_Brief_
Go through the records and show each line where the word "link" occurs.

[Data about app and page elements]
/---
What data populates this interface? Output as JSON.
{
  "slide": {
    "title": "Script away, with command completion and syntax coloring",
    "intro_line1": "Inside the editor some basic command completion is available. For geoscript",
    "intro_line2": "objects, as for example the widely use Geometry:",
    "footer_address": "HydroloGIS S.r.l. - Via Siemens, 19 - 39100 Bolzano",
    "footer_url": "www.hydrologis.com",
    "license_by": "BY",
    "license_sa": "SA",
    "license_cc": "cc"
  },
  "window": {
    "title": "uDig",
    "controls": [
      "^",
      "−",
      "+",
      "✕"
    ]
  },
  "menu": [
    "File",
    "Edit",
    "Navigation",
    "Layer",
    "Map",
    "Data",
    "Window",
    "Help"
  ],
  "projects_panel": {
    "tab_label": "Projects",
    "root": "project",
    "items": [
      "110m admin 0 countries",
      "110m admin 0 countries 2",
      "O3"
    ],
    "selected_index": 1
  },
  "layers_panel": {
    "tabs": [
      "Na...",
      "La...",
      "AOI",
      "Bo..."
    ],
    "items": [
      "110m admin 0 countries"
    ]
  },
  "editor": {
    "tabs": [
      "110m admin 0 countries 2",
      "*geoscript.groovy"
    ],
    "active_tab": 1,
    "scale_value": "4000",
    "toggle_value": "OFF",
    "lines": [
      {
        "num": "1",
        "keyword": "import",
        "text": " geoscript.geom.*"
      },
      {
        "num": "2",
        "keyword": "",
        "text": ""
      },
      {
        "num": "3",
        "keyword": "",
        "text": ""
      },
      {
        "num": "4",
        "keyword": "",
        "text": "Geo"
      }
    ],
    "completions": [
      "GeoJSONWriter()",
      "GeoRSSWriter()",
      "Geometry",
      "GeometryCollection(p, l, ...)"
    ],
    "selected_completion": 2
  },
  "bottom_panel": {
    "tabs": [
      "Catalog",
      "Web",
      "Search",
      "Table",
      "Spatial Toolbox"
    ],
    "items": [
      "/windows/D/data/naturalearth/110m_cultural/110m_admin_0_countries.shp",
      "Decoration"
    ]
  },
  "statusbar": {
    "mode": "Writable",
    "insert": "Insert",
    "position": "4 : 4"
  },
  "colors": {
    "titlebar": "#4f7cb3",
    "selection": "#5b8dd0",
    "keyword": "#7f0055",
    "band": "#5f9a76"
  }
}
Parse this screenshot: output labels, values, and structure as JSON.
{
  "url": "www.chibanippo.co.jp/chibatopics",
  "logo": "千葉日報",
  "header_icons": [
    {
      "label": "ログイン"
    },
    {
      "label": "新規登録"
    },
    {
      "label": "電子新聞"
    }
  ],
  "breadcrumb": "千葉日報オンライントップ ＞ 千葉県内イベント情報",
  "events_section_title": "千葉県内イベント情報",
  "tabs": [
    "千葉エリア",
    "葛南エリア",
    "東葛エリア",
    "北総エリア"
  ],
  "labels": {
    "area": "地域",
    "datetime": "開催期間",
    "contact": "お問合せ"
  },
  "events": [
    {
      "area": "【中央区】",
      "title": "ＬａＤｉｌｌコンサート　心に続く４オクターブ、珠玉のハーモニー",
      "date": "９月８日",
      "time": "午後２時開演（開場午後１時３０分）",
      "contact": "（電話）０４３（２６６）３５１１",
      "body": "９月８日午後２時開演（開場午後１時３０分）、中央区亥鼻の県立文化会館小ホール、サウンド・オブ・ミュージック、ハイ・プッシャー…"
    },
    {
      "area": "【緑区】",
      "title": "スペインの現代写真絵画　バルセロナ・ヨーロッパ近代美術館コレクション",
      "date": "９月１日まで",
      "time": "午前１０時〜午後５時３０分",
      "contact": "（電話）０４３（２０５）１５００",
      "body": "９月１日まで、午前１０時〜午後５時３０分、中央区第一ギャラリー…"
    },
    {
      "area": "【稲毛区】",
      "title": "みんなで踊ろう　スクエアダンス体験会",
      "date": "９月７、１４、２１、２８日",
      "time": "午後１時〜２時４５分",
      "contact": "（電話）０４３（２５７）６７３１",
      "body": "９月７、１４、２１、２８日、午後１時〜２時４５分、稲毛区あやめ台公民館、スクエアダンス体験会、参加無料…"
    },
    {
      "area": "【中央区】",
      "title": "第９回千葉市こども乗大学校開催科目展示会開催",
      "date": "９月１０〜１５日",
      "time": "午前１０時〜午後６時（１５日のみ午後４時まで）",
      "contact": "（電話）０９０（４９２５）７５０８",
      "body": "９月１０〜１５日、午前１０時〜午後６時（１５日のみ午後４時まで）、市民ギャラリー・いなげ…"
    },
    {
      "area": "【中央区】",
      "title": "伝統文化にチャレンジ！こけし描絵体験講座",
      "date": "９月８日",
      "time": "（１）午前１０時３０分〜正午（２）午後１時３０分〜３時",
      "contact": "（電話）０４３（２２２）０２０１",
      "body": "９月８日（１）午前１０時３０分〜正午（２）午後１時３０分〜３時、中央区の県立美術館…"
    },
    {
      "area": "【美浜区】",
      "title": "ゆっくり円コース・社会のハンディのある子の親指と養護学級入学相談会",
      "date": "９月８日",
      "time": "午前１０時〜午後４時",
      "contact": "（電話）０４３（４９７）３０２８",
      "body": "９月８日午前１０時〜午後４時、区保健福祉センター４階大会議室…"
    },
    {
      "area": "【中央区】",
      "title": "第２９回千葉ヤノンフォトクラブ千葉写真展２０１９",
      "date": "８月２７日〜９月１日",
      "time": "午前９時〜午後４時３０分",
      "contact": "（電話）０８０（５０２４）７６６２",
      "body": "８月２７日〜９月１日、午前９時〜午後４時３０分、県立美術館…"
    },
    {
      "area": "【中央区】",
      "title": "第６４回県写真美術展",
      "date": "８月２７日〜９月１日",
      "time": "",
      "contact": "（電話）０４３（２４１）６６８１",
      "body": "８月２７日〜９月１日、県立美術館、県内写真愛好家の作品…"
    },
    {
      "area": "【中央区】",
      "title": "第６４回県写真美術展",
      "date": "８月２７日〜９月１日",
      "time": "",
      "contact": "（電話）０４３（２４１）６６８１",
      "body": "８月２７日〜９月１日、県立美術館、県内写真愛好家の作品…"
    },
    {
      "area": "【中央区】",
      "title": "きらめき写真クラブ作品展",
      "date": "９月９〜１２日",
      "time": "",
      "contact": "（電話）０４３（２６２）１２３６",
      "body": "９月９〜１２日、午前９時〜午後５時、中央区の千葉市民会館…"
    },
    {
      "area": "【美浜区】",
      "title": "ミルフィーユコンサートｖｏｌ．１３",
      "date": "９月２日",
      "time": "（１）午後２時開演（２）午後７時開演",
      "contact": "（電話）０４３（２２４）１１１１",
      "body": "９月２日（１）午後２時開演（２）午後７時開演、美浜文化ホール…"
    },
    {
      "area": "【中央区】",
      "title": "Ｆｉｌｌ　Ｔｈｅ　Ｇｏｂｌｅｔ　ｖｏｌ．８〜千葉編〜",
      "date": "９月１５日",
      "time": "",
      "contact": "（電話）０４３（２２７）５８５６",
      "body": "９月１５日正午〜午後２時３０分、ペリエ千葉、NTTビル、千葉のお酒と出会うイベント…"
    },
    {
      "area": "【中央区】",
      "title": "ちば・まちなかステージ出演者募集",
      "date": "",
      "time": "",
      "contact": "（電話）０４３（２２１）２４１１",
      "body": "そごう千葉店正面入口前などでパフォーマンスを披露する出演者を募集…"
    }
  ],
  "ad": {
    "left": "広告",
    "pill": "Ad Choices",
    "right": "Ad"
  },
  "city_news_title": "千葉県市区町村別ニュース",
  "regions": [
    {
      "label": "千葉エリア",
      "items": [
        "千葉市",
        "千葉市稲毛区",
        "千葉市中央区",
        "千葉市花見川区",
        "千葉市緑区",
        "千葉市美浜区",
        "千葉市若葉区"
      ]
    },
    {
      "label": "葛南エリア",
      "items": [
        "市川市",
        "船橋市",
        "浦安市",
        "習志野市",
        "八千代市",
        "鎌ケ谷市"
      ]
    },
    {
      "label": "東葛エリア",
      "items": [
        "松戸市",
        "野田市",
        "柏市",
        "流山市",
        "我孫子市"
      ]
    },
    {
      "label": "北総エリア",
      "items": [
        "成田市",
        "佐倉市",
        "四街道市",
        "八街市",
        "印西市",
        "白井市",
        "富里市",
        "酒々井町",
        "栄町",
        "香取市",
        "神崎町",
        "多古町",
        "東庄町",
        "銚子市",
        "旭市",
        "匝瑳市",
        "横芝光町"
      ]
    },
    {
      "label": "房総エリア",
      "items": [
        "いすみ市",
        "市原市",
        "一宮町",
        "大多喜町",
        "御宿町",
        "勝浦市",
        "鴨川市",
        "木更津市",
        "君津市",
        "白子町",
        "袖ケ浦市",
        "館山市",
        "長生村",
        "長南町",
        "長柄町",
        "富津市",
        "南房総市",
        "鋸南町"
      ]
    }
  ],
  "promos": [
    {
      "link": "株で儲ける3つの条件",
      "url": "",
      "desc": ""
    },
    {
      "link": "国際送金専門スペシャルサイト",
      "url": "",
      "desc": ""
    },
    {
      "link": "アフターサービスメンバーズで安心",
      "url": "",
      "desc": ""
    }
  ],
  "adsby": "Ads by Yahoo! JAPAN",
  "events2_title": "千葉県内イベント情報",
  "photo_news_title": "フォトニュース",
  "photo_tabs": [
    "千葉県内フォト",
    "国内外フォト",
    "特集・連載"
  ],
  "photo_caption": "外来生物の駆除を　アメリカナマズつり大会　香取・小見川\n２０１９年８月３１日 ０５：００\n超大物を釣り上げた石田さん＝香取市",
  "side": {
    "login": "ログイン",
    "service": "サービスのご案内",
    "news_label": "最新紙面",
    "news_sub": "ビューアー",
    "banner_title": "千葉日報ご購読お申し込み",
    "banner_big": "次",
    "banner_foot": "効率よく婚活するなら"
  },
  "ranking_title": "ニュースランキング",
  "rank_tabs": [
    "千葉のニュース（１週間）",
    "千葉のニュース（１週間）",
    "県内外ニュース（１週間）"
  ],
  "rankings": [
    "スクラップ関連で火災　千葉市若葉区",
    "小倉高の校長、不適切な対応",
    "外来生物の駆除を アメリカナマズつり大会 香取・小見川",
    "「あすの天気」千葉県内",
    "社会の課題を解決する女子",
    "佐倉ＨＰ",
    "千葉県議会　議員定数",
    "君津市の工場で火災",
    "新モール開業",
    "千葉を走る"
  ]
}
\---
_Your response_
      "link": "株で儲ける3つの条件",
      "link": "国際送金専門スペシャルサイト",
      "link": "アフターサービスメンバーズで安心",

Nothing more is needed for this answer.